Though I know that certain fabrics are more suitable for projects than other ones and have identified the general difference between natural fabrics and man-made ones, I admit I still have alot left to learn about how to properly care for them, various construction techniques, and how to determine how a Fabric will drape or hang. On this note, I’m wondering what you can tell me about a fabrics ‘grain‘?
~Curious George, Mobile-Alabama
Dear Curious George,
Fabric Grain is a term that refers to the direction in which threads are arranged in a particular fabric. It will determine haw a fabric will react, drape or hang. It’s important to know which way the grain is running, because fabric that is off-grain when you are cutting pattern pieces can cause your completed project to stretch out of shape. If your Fabric Grain is off a little bit it won’t affect your project, but if it’s off by too much your designs won’t line up when you’re trying to match panels and your seams can bunch or stretch because they’re actually being sewn too close to the bias.
When a fabric is “on-grain,” the lengthwise and crosswise threads are at an exact right angle to each other. Woven fabrics always follow the grain because they are made with the actual warp and weft threads. With printed fabrics, their designs are printed on top of the woven threads. So the grain can be off and the pattern can still look okay.
There are (3) basic types of fabric grain:

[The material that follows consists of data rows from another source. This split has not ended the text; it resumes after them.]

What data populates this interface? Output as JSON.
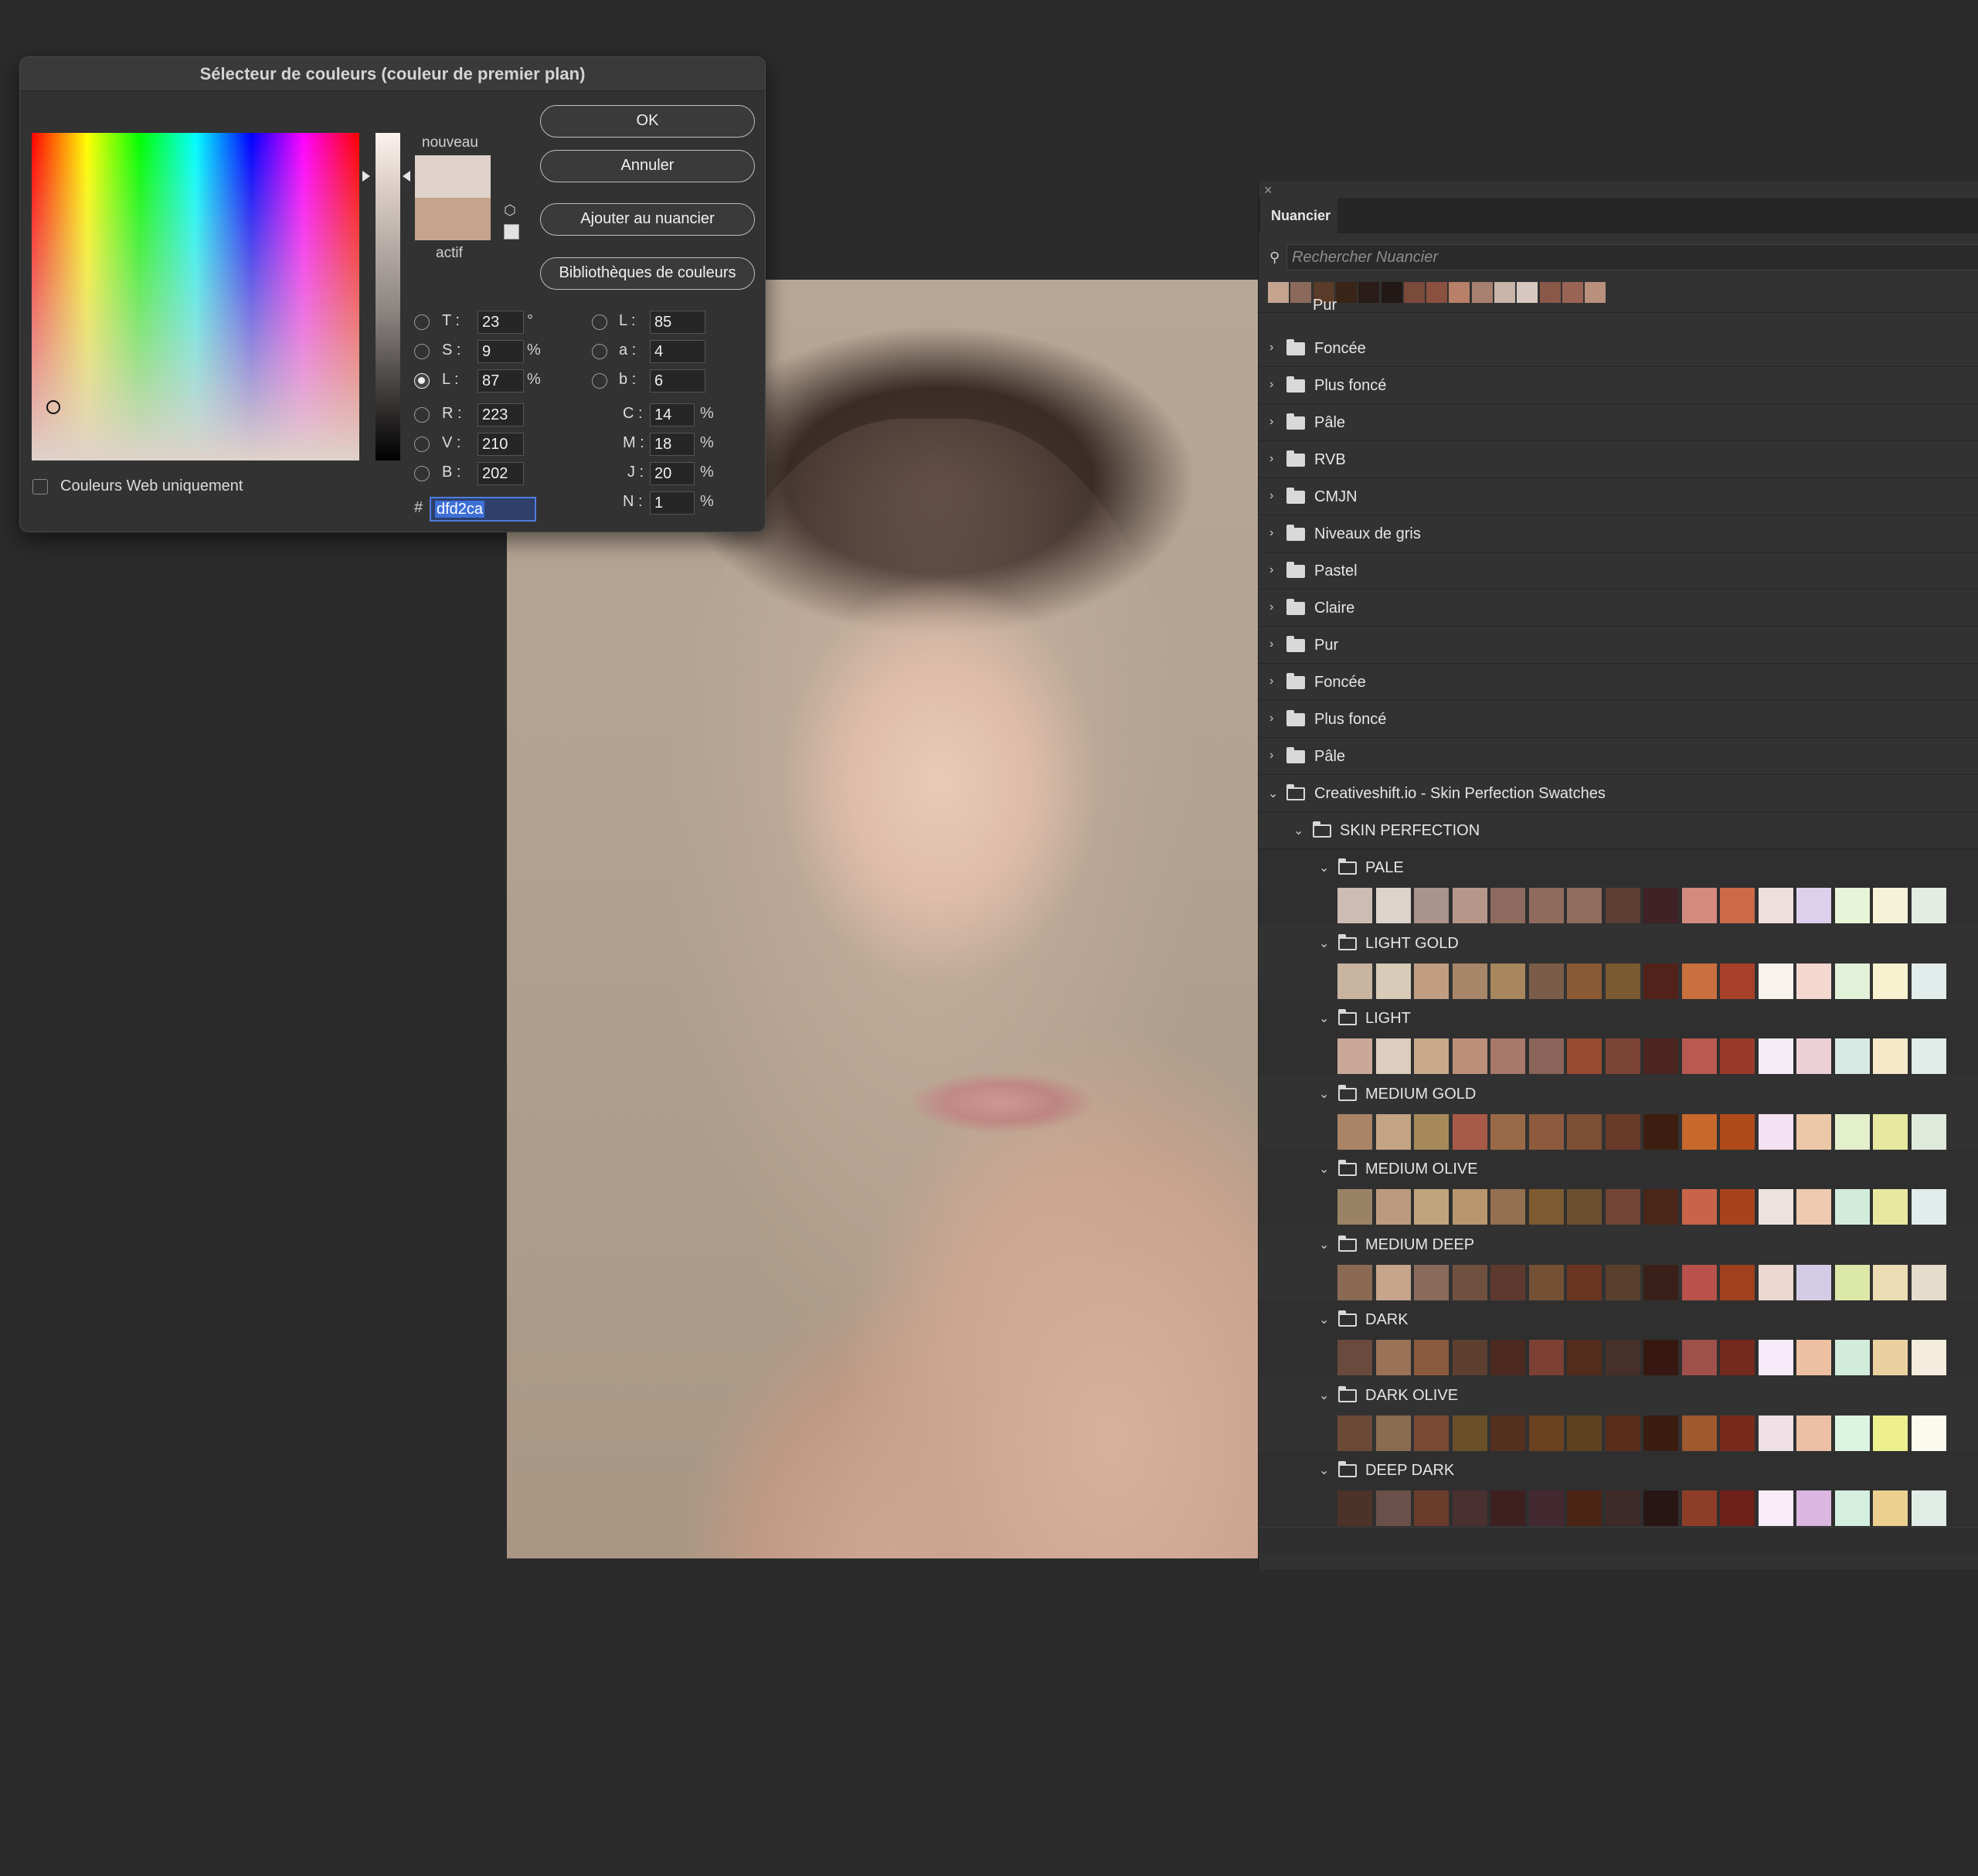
{
  "dialog": {
    "title": "Sélecteur de couleurs (couleur de premier plan)",
    "new_label": "nouveau",
    "current_label": "actif",
    "new_color": "#dfd2ca",
    "current_color": "#c4a48f",
    "buttons": {
      "ok": "OK",
      "cancel": "Annuler",
      "add_to_swatches": "Ajouter au nuancier",
      "color_libraries": "Bibliothèques de couleurs"
    },
    "web_colors_only": "Couleurs Web uniquement",
    "fields": {
      "H": {
        "label": "T :",
        "value": "23",
        "unit": "°"
      },
      "S": {
        "label": "S :",
        "value": "9",
        "unit": "%"
      },
      "Bv": {
        "label": "L :",
        "value": "87",
        "unit": "%"
      },
      "R": {
        "label": "R :",
        "value": "223"
      },
      "G": {
        "label": "V :",
        "value": "210"
      },
      "B": {
        "label": "B :",
        "value": "202"
      },
      "Lab_L": {
        "label": "L :",
        "value": "85"
      },
      "Lab_a": {
        "label": "a :",
        "value": "4"
      },
      "Lab_b": {
        "label": "b :",
        "value": "6"
      },
      "C": {
        "label": "C :",
        "value": "14",
        "unit": "%"
      },
      "M": {
        "label": "M :",
        "value": "18",
        "unit": "%"
      },
      "Y": {
        "label": "J :",
        "value": "20",
        "unit": "%"
      },
      "K": {
        "label": "N :",
        "value": "1",
        "unit": "%"
      },
      "hex_label": "#",
      "hex": "dfd2ca"
    },
    "selected_mode": "Bv"
  },
  "panel": {
    "close_glyph": "×",
    "tab": "Nuancier",
    "search_placeholder": "Rechercher Nuancier",
    "recent_colors": [
      "#c4a48f",
      "#8b6a5c",
      "#5a3a28",
      "#3a2418",
      "#2a1c18",
      "#221816",
      "#7a4a3a",
      "#8a5040",
      "#b88068",
      "#a88070",
      "#c8b4a8",
      "#d6c8c0",
      "#8a5848",
      "#9a6454",
      "#b8907c"
    ],
    "cut_item": "Pur",
    "folders": [
      "Foncée",
      "Plus foncé",
      "Pâle",
      "RVB",
      "CMJN",
      "Niveaux de gris",
      "Pastel",
      "Claire",
      "Pur",
      "Foncée",
      "Plus foncé",
      "Pâle"
    ],
    "library": "Creativeshift.io - Skin Perfection Swatches",
    "subfolder": "SKIN PERFECTION",
    "groups": [
      {
        "name": "PALE",
        "colors": [
          "#cdbcb3",
          "#dcd4ca",
          "#a9938a",
          "#b5978a",
          "#8c6a5e",
          "#8f6b5e",
          "#906c5e",
          "#5c3e33",
          "#3f2126",
          "#d58a80",
          "#cc6a48",
          "#ede0dc",
          "#ddd0ec",
          "#e8f4d8",
          "#f6f2d8",
          "#e4ece4"
        ]
      },
      {
        "name": "LIGHT GOLD",
        "colors": [
          "#c9b4a0",
          "#d8cbb8",
          "#c19e82",
          "#a88669",
          "#a8865e",
          "#7a5c48",
          "#8a5a34",
          "#7a5a30",
          "#52221a",
          "#c8703e",
          "#a8402a",
          "#f8f2ec",
          "#f4d8d0",
          "#e2f2d8",
          "#f8f2d0",
          "#e2ecea"
        ]
      },
      {
        "name": "LIGHT",
        "colors": [
          "#c9a89a",
          "#dccdbe",
          "#c8aa8a",
          "#bd907a",
          "#a8786a",
          "#8a6458",
          "#984a30",
          "#7c4434",
          "#4c2420",
          "#b85a52",
          "#9a3a2a",
          "#f6ecf8",
          "#ecd0d6",
          "#d8eae4",
          "#f6e8c8",
          "#e2ece8"
        ]
      },
      {
        "name": "MEDIUM GOLD",
        "colors": [
          "#a98466",
          "#c4a485",
          "#a88a5a",
          "#a85a48",
          "#9a6a48",
          "#8e5a3e",
          "#7c4e34",
          "#6a3a28",
          "#3e1e10",
          "#c8682c",
          "#b04a1a",
          "#f4e2f4",
          "#ecc8a8",
          "#e4f0cc",
          "#e8e8a0",
          "#e0eadc"
        ]
      },
      {
        "name": "MEDIUM OLIVE",
        "colors": [
          "#9a8266",
          "#bc9a80",
          "#c0a47c",
          "#b8966e",
          "#947050",
          "#7e5a30",
          "#6a5030",
          "#724436",
          "#4a2618",
          "#c8644a",
          "#a8421e",
          "#ede2e0",
          "#eecab0",
          "#d2ecdc",
          "#e8e8a0",
          "#e2ecea"
        ]
      },
      {
        "name": "MEDIUM DEEP",
        "colors": [
          "#8a6a52",
          "#c6a58c",
          "#8a6a5a",
          "#70503e",
          "#5e3a2e",
          "#745034",
          "#6a3420",
          "#5a3e2c",
          "#3a2018",
          "#b8524a",
          "#a0401e",
          "#ecd8d0",
          "#d4cce6",
          "#dce8a8",
          "#ecdcb4",
          "#e6dccc"
        ]
      },
      {
        "name": "DARK",
        "colors": [
          "#6a4a3c",
          "#9a7258",
          "#8a5a3e",
          "#5e4030",
          "#4c2a20",
          "#7c4034",
          "#542c1c",
          "#48302a",
          "#361810",
          "#a0504a",
          "#742a1c",
          "#f6eaf8",
          "#ecc0a0",
          "#d2ecdc",
          "#ead2a0",
          "#f4ecdc"
        ]
      },
      {
        "name": "DARK OLIVE",
        "colors": [
          "#6a4a36",
          "#8a6c50",
          "#7a4a36",
          "#6a5028",
          "#54301e",
          "#6a4220",
          "#5e4220",
          "#5a2e1a",
          "#3a1c10",
          "#a0582e",
          "#7a2a1a",
          "#eee0e4",
          "#ecc0a4",
          "#dcf4e2",
          "#eef090",
          "#fcfaec"
        ]
      },
      {
        "name": "DEEP DARK",
        "colors": [
          "#4c3228",
          "#6a5048",
          "#6a3c2c",
          "#4a3030",
          "#3e2020",
          "#442a30",
          "#4c2414",
          "#3e2a28",
          "#281614",
          "#8e3e28",
          "#6e2018",
          "#f8ecf8",
          "#dab6e0",
          "#d4eee0",
          "#ecd090",
          "#e2ece6"
        ]
      }
    ]
  }
}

- Crosswise : These threads run perpendicular to the edge of the fabric. This means that as the fabric is being unrolled from the bolt, it is the edge running up and down. These are also know as ‘weft’ threads.
- Lengthwise: These threads are running the entire length of a fabric and are parallel to the selvage of it. A fabrics selvage is the bound edging lining the outermost lengthwise grain. It’s formed when the weft threads change directions
- Bias: This type of fabric grain takes a 45-degree angle to the length and cross grains of a fabric on its bolt. These are also know as ‘warp threads’. The bias provides a bit more stretch in woven fabrics.
Ask Netfah: Types of Fabric Grain was posted at J&O Fabrics Store Newsletter Blog. | https://www.jandofabrics.com/blog
This post first appeared on J&O Fabrics Store Newsletter Blog - Craft Projects, please read the originial post: here